(Records for the exercise)
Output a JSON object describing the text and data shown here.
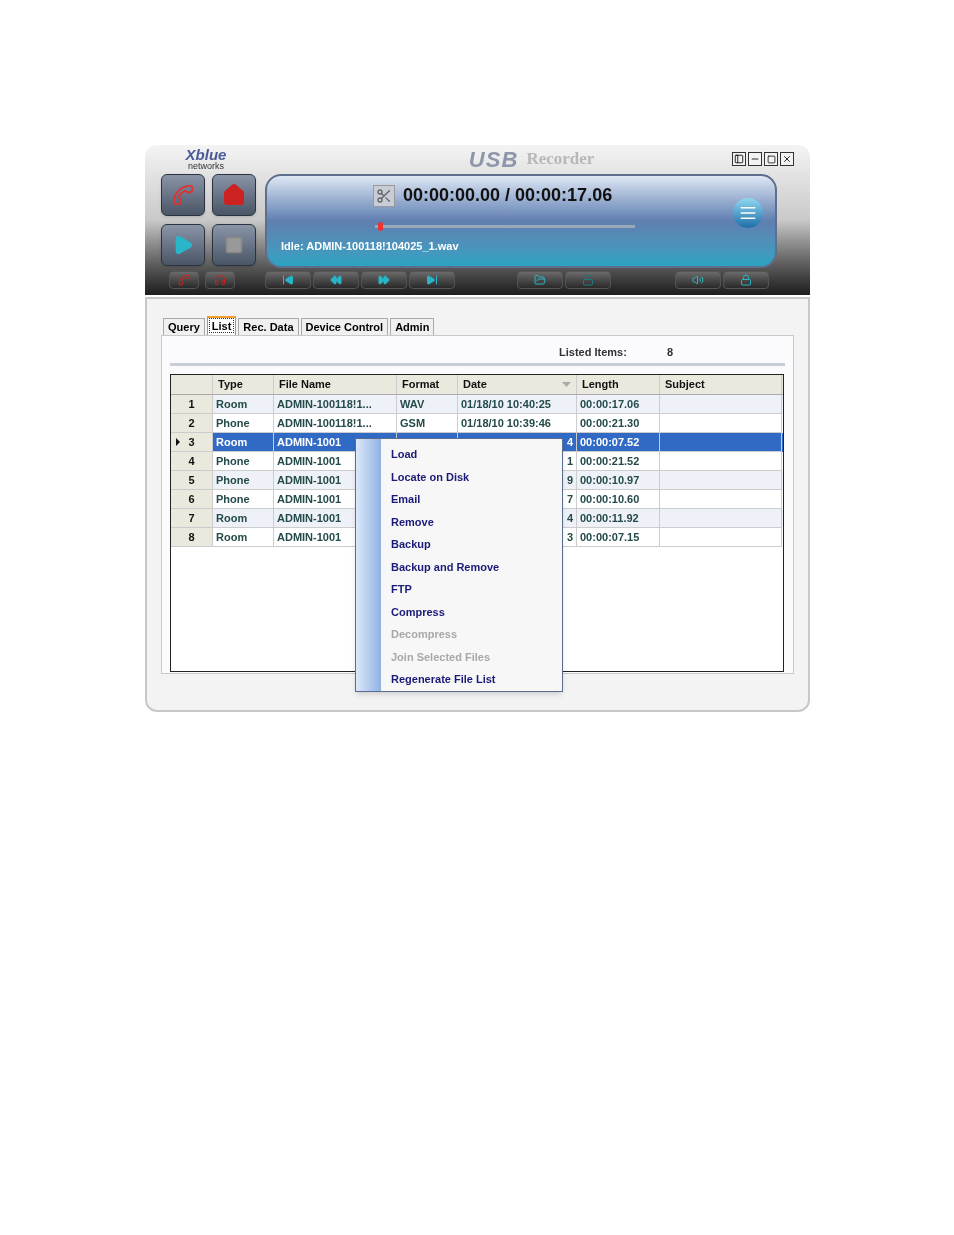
{
  "header": {
    "logo": "Xblue",
    "logo_sub": "networks",
    "title_mark": "USB",
    "title": "Recorder"
  },
  "player": {
    "time": "00:00:00.00 / 00:00:17.06",
    "level": 0.02,
    "status": "Idle: ADMIN-100118!104025_1.wav"
  },
  "tabs": [
    {
      "label": "Query",
      "selected": false
    },
    {
      "label": "List",
      "selected": true
    },
    {
      "label": "Rec. Data",
      "selected": false
    },
    {
      "label": "Device Control",
      "selected": false
    },
    {
      "label": "Admin",
      "selected": false
    }
  ],
  "summary": {
    "label": "Listed Items:",
    "value": "8"
  },
  "table": {
    "columns": [
      "Type",
      "File Name",
      "Format",
      "Date",
      "Length",
      "Subject"
    ],
    "rows": [
      {
        "row_header": "1",
        "type": "Room",
        "file_name": "ADMIN-100118!1...",
        "format": "WAV",
        "date": "01/18/10 10:40:25",
        "length": "00:00:17.06",
        "selected": false
      },
      {
        "row_header": "2",
        "type": "Phone",
        "file_name": "ADMIN-100118!1...",
        "format": "GSM",
        "date": "01/18/10 10:39:46",
        "length": "00:00:21.30",
        "selected": false
      },
      {
        "row_header": "3",
        "type": "Room",
        "file_name": "ADMIN-1001",
        "date": "4",
        "length": "00:00:07.52",
        "selected": true
      },
      {
        "row_header": "4",
        "type": "Phone",
        "file_name": "ADMIN-1001",
        "date": "1",
        "length": "00:00:21.52",
        "selected": false
      },
      {
        "row_header": "5",
        "type": "Phone",
        "file_name": "ADMIN-1001",
        "date": "9",
        "length": "00:00:10.97",
        "selected": false
      },
      {
        "row_header": "6",
        "type": "Phone",
        "file_name": "ADMIN-1001",
        "date": "7",
        "length": "00:00:10.60",
        "selected": false
      },
      {
        "row_header": "7",
        "type": "Room",
        "file_name": "ADMIN-1001",
        "date": "4",
        "length": "00:00:11.92",
        "selected": false
      },
      {
        "row_header": "8",
        "type": "Room",
        "file_name": "ADMIN-1001",
        "date": "3",
        "length": "00:00:07.15",
        "selected": false
      }
    ]
  },
  "context_menu": [
    {
      "label": "Load",
      "disabled": false
    },
    {
      "label": "Locate on Disk",
      "disabled": false
    },
    {
      "label": "Email",
      "disabled": false
    },
    {
      "label": "Remove",
      "disabled": false
    },
    {
      "label": "Backup",
      "disabled": false
    },
    {
      "label": "Backup and Remove",
      "disabled": false
    },
    {
      "label": "FTP",
      "disabled": false
    },
    {
      "label": "Compress",
      "disabled": false
    },
    {
      "label": "Decompress",
      "disabled": true
    },
    {
      "label": "Join Selected Files",
      "disabled": true
    },
    {
      "label": "Regenerate File List",
      "disabled": false
    }
  ]
}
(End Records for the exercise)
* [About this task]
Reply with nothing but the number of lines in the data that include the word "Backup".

* [Written answer]
2